SDLP leader Colum Eastwood said the Conservative leader was behaving like a "tin-pot dictator".

"Every MP should take a stand in this moment, to defend the interests of people across these islands but particularly in the north where businesses and border communities will suffer the most as a result of a no-deal coup," he said.

"There is now a compelling democratic imperative to stop Johnson and stop this Brexit."

Sinn Féin president Mary Lou McDonald said the move displayed the British government's "arrogance" and "contempt" for its own political institutions.

"The fact is that Brexit is incompatible with the Good Friday Agreement and the Tories have shown a total and callous disregard for our country and the democratically expressed wishes of the people of the north to remain in the EU," she said.

"The need to protect Irish interests is paramount."

However, DUP leader Arlene Foster said her party supported the move to suspend Parliament.

The DUP is set to review its agreement with the Tories ahead of Parliament's return on October 14.

"As outlined in the confidence and supply agreement in 2017, the terms of that agreement will also be reviewed in advance of the new session," Mrs Foster said.

"We originally envisaged that being after two years. This will be an opportunity to ensure our priorities align with those of the government."

Alliance leader Naomi Long said the move "follows in the footsteps of other dictators".

"It is the desperate act of a prime minister who knows Parliament opposes a no deal but who will attempt to push it through regardless," she said.
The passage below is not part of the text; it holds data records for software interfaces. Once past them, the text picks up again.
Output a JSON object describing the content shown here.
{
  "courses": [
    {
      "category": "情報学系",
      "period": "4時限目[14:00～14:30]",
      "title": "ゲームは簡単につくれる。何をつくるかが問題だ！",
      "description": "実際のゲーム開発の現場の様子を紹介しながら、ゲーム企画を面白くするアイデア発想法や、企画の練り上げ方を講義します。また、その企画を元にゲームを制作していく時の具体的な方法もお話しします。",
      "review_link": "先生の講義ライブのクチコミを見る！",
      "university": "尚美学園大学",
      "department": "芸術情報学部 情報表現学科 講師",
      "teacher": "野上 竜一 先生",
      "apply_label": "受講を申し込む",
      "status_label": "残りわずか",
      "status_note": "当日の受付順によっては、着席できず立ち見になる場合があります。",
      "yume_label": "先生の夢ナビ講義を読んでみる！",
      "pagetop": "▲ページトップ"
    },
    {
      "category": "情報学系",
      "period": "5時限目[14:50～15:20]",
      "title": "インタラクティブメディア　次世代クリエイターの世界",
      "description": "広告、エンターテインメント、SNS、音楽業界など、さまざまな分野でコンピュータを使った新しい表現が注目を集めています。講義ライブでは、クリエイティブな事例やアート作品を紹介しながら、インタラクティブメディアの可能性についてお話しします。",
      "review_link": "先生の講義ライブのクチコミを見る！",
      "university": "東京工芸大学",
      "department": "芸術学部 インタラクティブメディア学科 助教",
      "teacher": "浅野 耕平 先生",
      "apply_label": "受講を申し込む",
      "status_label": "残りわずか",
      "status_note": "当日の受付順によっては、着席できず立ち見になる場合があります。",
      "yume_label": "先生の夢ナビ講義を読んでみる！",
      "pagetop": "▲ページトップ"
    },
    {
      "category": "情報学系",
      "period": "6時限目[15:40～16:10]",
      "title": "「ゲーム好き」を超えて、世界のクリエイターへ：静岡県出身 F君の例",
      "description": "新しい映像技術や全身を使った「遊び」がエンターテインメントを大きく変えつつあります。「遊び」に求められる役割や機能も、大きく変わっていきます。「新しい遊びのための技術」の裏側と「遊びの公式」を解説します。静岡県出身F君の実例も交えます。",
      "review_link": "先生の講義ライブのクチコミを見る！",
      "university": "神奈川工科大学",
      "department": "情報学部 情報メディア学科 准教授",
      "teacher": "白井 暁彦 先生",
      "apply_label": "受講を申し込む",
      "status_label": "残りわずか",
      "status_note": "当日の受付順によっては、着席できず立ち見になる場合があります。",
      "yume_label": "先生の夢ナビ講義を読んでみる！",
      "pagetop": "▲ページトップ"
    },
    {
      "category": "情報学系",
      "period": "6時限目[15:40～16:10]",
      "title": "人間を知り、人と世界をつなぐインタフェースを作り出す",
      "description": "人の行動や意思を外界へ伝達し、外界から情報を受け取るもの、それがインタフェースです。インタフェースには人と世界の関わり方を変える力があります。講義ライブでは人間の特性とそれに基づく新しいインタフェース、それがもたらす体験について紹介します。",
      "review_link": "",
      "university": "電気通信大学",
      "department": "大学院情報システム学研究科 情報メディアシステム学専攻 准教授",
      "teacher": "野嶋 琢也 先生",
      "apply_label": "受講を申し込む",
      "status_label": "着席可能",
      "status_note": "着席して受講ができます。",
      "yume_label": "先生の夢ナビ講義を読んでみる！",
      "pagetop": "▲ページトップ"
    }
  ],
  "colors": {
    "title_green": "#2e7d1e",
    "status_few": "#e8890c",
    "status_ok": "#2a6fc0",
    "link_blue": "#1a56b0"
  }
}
She said it was "utterly appalling the DUP are giving cover to this Parliamentary coup, when they know full well through the leaking of Operation Yellowhammer, the severe effects a reckless no deal will have on Northern Ireland, a Northern Ireland they profess to seek to serve".

Green Party NI Leader Clare Bailey claimed Mr Johnson was trying to "stage a constitutional coup".
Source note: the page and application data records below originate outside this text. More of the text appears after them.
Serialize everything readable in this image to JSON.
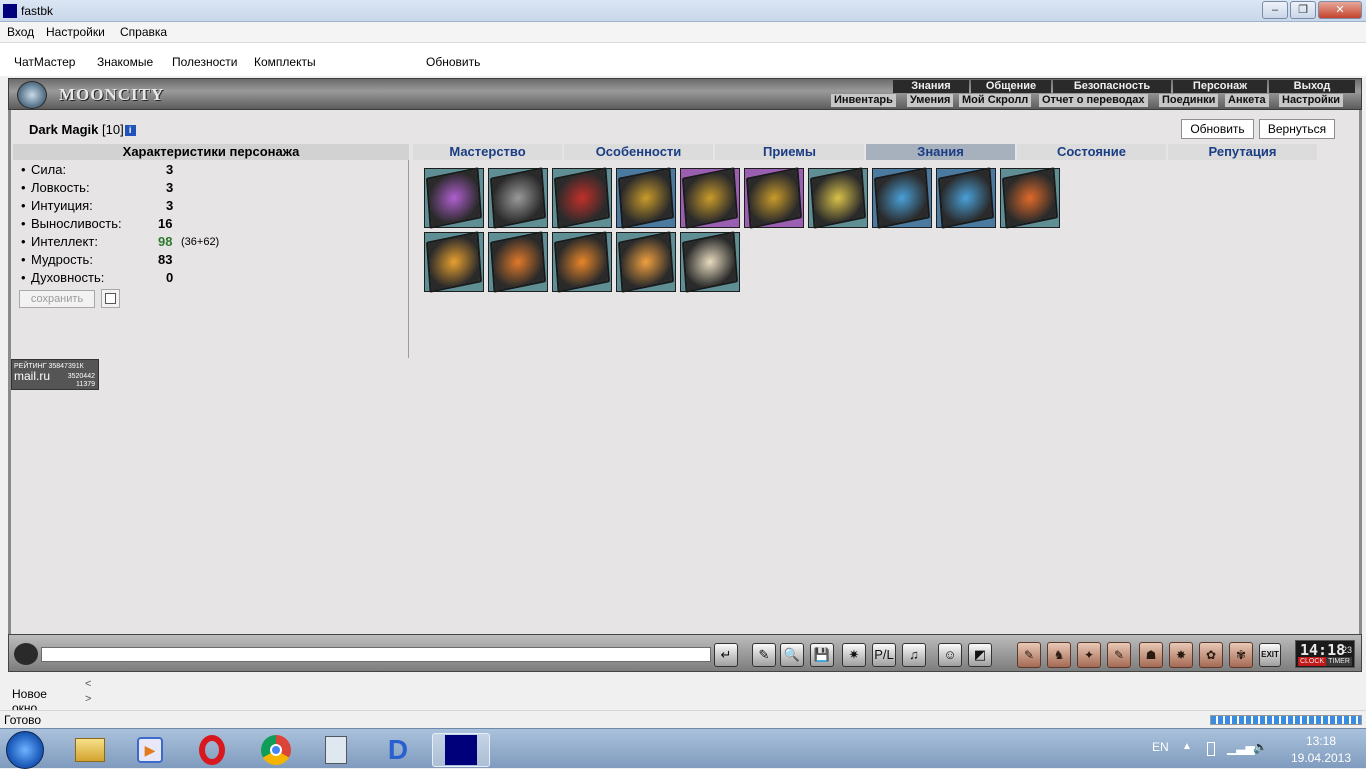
{
  "window": {
    "title": "fastbk"
  },
  "menubar": {
    "items": [
      "Вход",
      "Настройки",
      "Справка"
    ]
  },
  "toolbar": {
    "items": [
      "ЧатМастер",
      "Знакомые",
      "Полезности",
      "Комплекты"
    ],
    "refresh": "Обновить"
  },
  "game": {
    "logo": "MOONCITY",
    "nav_top": [
      "Знания",
      "Общение",
      "Безопасность",
      "Персонаж",
      "Выход"
    ],
    "nav_sub": [
      "Инвентарь",
      "Умения",
      "Мой Скролл",
      "Отчет о переводах",
      "Поединки",
      "Анкета",
      "Настройки"
    ]
  },
  "character": {
    "name": "Dark Magik",
    "level": "[10]",
    "info_icon": "i",
    "refresh_button": "Обновить",
    "back_button": "Вернуться"
  },
  "stats": {
    "header": "Характеристики персонажа",
    "rows": [
      {
        "label": "Сила:",
        "value": "3",
        "bonus": ""
      },
      {
        "label": "Ловкость:",
        "value": "3",
        "bonus": ""
      },
      {
        "label": "Интуиция:",
        "value": "3",
        "bonus": ""
      },
      {
        "label": "Выносливость:",
        "value": "16",
        "bonus": ""
      },
      {
        "label": "Интеллект:",
        "value": "98",
        "bonus": "(36+62)",
        "value_color": "#2d7a2d"
      },
      {
        "label": "Мудрость:",
        "value": "83",
        "bonus": ""
      },
      {
        "label": "Духовность:",
        "value": "0",
        "bonus": ""
      }
    ],
    "save_button": "сохранить",
    "bullet": "•"
  },
  "tabs": {
    "items": [
      "Мастерство",
      "Особенности",
      "Приемы",
      "Знания",
      "Состояние",
      "Репутация"
    ],
    "active": "Знания"
  },
  "scrolls": [
    {
      "color": "#b05fd0"
    },
    {
      "color": "#9a9a9a"
    },
    {
      "color": "#c2302a"
    },
    {
      "color": "#c99b2a"
    },
    {
      "color": "#c99b2a"
    },
    {
      "color": "#c99b2a"
    },
    {
      "color": "#d9c24a"
    },
    {
      "color": "#4aa0d8"
    },
    {
      "color": "#4aa0d8"
    },
    {
      "color": "#e06a2a"
    },
    {
      "color": "#e8a030"
    },
    {
      "color": "#e07a2a"
    },
    {
      "color": "#e8862a"
    },
    {
      "color": "#f0a040"
    },
    {
      "color": "#e8dcc0"
    }
  ],
  "scroll_bg": [
    "#5f8f94",
    "#5f8f94",
    "#5f8f94",
    "#4a7aa0",
    "#9a5fb0",
    "#9a5fb0",
    "#5f8f94",
    "#4a7aa0",
    "#4a7aa0",
    "#5f8f94",
    "#5f8f94",
    "#5f8f94",
    "#5f8f94",
    "#5f8f94",
    "#5f8f94"
  ],
  "rating": {
    "label": "РЕЙТИНГ",
    "line1": "35847391К",
    "brand": "mail.ru",
    "line2": "3520442",
    "line3": "11379"
  },
  "chatbar": {
    "icons": [
      "↵",
      "✎",
      "🔍",
      "💾",
      "✷",
      "P/L",
      "♫",
      "☺",
      "◩"
    ],
    "icons2": [
      "✎",
      "♞",
      "✦",
      "✎",
      "☗",
      "✸",
      "✿",
      "✾"
    ],
    "exit_label": "EXIT",
    "clock": {
      "time": "14:18",
      "seconds": "23",
      "clock_label": "CLOCK",
      "timer_label": "TIMER"
    }
  },
  "subtab": {
    "label": "Новое окно",
    "arrow_left": "<",
    "arrow_right": ">"
  },
  "status": {
    "text": "Готово"
  },
  "taskbar": {
    "lang": "EN",
    "time": "13:18",
    "date": "19.04.2013"
  }
}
"The anti-EU rhetoric at the time of the referendum was about taking back control," she said.

“Right now, there is (an) attempt to take control away from the people and allow a small section of Brexiteers to crash us out of Europe."
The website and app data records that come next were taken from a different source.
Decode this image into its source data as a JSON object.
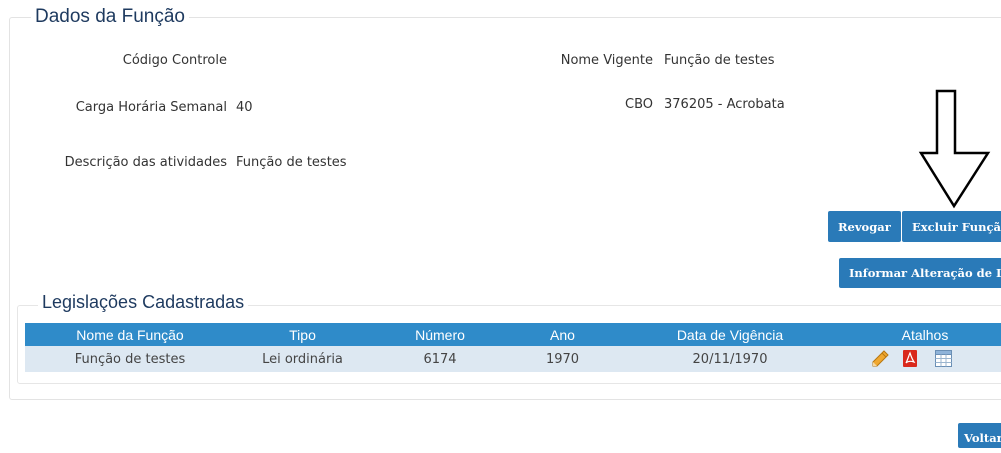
{
  "dados": {
    "legend": "Dados da Função",
    "codigo_label": "Código Controle",
    "codigo_value": "",
    "nome_label": "Nome Vigente",
    "nome_value": "Função de testes",
    "carga_label": "Carga Horária Semanal",
    "carga_value": "40",
    "cbo_label": "CBO",
    "cbo_value": "376205 - Acrobata",
    "descricao_label": "Descrição das atividades",
    "descricao_value": "Função de testes"
  },
  "actions": {
    "revogar": "Revogar",
    "excluir": "Excluir Função",
    "informar": "Informar Alteração de Lei",
    "voltar": "Voltar"
  },
  "legislacoes": {
    "legend": "Legislações Cadastradas",
    "columns": [
      "Nome da Função",
      "Tipo",
      "Número",
      "Ano",
      "Data de Vigência",
      "Atalhos"
    ],
    "rows": [
      {
        "nome": "Função de testes",
        "tipo": "Lei ordinária",
        "numero": "6174",
        "ano": "1970",
        "data": "20/11/1970",
        "icons": [
          "pencil-icon",
          "pdf-icon",
          "table-icon"
        ]
      }
    ]
  },
  "annotation": {
    "icon": "arrow-down-icon"
  },
  "colors": {
    "accent": "#2a7ab8",
    "table_header": "#2f8bc9",
    "row_bg": "#dde8f2",
    "legend": "#1e3a5f"
  }
}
Ulster Unionist leader Robin Swann said the planned suspension is an "abuse of process" and will "create more division".

"If we want Parliament to pass an agreement with the EU before October 31, this isn't the way to go about it," he said.

“We need to see an end to the plotting from both sides in Westminster and that replaced by politicians focused on getting a deal so that the United Kingdom leaves the EU in an orderly fashion. Otherwise the people of Northern Ireland will be caught in the middle."

He said politicians should work to reach a consensus on a withdrawal agreement and claimed that the backstop aimed at preventing a hard border is a threat to the Good Friday Agreement.